BABS: What significance does this book specifically have to your work?
DA: The book provides a good insight into what can be considered the starting points of my work. It is a kind of compendium of the specific phenomena which especially and repeatedly attract my attention while strolling through the streets. „In Visible Cities“ contains many photographs which I have never really used so far, which are pure visual notes and sketches and still await their potential further processing. Others in contrast already found their way into my work, passed through a process of alteration and turned from digital photographs into image objects. Somebody who knows my work a bit will thus quickly recognize several scenes and get an idea of the original photograph, the final result and the process of experimentation and transformation happening in between this two states.

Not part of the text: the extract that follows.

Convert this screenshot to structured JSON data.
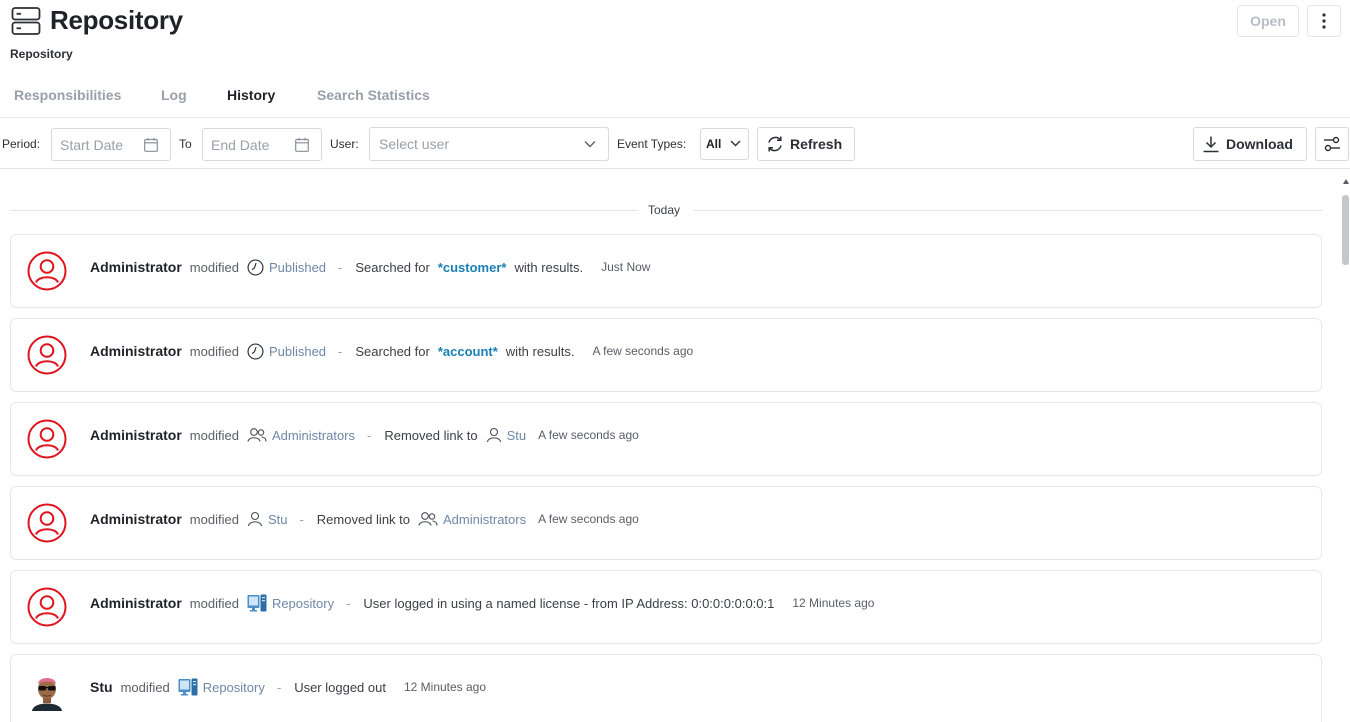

BABS: Are the chapter titles exact to the book structure?
DA: Yes they are. I adopted all the titles as well as the table of contents from Calvino. It was a kind of play with the original book: while the chapter titles gave me hints and associations for defining my eleven photo series, the table of contents determined the final order of the images and thus the visual narration. Working on the book was a lot of fun, it gave me the perfect opportunity to get lost in my archive like I did before in the streets where I took all this photographs. And the same way I suddenly came across an interesting motif in a city I now rediscovered some already ‚forgotten’ images which I once took. So Calvino’s chapter titles, naming different ‚types’ of cities, animated me to look at and move through my image archive the same way as I do in cities: erratically and with the vagabonding gaze of a flaneur.

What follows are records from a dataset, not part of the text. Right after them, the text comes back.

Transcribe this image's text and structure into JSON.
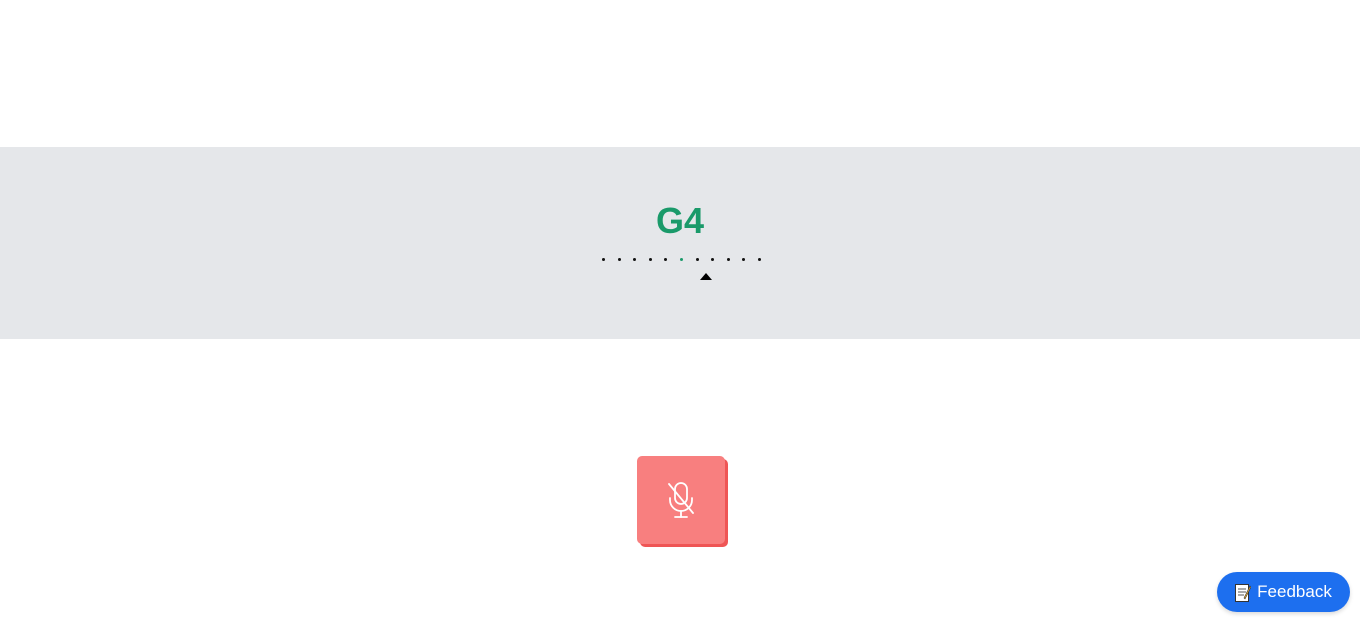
{
  "tuner": {
    "note": "G4",
    "scale_ticks": 11,
    "center_tick_index": 5,
    "pointer_offset_ticks": 1.6,
    "colors": {
      "band": "#e5e7ea",
      "note": "#1a9a6a",
      "tick": "#111111",
      "center_tick": "#1a9a6a"
    }
  },
  "mic_button": {
    "icon": "mic-off-icon",
    "state": "muted",
    "color": "#f87f7f"
  },
  "feedback": {
    "label": "Feedback",
    "icon": "memo-icon",
    "color": "#1d6fef"
  }
}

BABS: Can you tell us about one of the chapters specifically – what is the relationship between Calvino’s words and the images you have selected?

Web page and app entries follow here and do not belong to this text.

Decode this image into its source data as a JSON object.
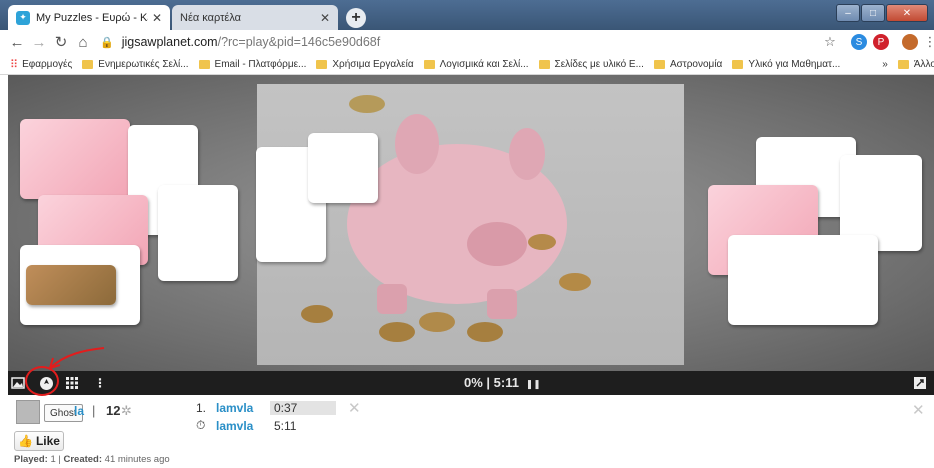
{
  "browser": {
    "tabs": [
      {
        "title": "My Puzzles - Ευρώ - Κέρματα - J",
        "active": true
      },
      {
        "title": "Νέα καρτέλα",
        "active": false
      }
    ],
    "url_host": "jigsawplanet.com",
    "url_path": "/?rc=play&pid=146c5e90d68f",
    "bookmarks": [
      "Εφαρμογές",
      "Ενημερωτικές Σελί...",
      "Email - Πλατφόρμε...",
      "Χρήσιμα Εργαλεία",
      "Λογισμικά και Σελί...",
      "Σελίδες με υλικό Ε...",
      "Αστρονομία",
      "Υλικό για Μαθηματ..."
    ],
    "bookmarks_more": "»",
    "other_bookmarks": "Άλλοι σελιδοδείκτε"
  },
  "puzzle": {
    "progress_text": "0% | 5:11",
    "pause_glyph": "❚❚"
  },
  "player": {
    "ghost_tooltip": "Ghost",
    "name_fragment": "la",
    "separator": "|",
    "pieces_count": "12"
  },
  "scores": [
    {
      "rank": "1.",
      "name": "lamvla",
      "time": "0:37"
    },
    {
      "rank": "⏱",
      "name": "lamvla",
      "time": "5:11"
    }
  ],
  "like": {
    "label": "Like"
  },
  "meta": {
    "played_label": "Played:",
    "played_value": "1",
    "created_label": "Created:",
    "created_value": "41 minutes ago"
  },
  "icons": {
    "image": "image-icon",
    "ghost": "ghost-icon",
    "grid": "grid-icon",
    "menu": "more-vertical-icon",
    "fullscreen": "fullscreen-icon"
  },
  "colors": {
    "accent_link": "#2a8fc7",
    "annotation_red": "#e21d1d",
    "stage_bar": "#1e1e1e"
  }
}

DA: The only words of the book which really influenced my choice of images where the titles announcing the respective category of city, such as “Cities & Memory”, “Cities & Desire” etc. They served me as a kind of keywords while going through my photo archive and I selected the images depending on what this keywords triggered in my mind. In doing so I didn’t took the titles literally if not more in a metaphorical way, so it is up to the reader which relation he/she establishes between the titles and the images, or which association comes to his/her mind while maybe reading the original story of Calvino and then looking at the image replacing this story in my book. The relationship is thus not very obvious and explainable but rather a subjective matter, it depends on the reader and his imagination.
BABS: Many of your books take on a hand-made quality, can you say something about why you choose to make a some-what delicate object?
In all of my works the haptic quality and materiality are very important. Although my photographs are taken with a digital camera they turn into analogue objects during my process of work, often unique and almost always quite fragile and delicate. A certain inherent weakness and vulnerability are central points of what my whole work is about and is reflected as well in its presentation.
In the same way as I like the non-tourist and not so illuminated parts of a city I like the simple, original and handmade books and not the artificial big glossy volumes.
All of my little artist books which I published so far in small editions are handmade by myself. For “In Visible Cities” I choose an edition of 300, which I couldn’t do alone by myself, but it was very clear from the beginning that the book should keep the handmade quality of the first dummy I produced, especially the special mesh cover. I was thus very happy when my paths coincidentially crossed with the people from Plan Bey, which is a little gallery/bookstore/artist press project in Beirut. They produce everything what they are publishing and selling in their shops in Beirut and Berlin themselves, in a little team of 5-6 people. The final book now looks exactly like the dummy I made before!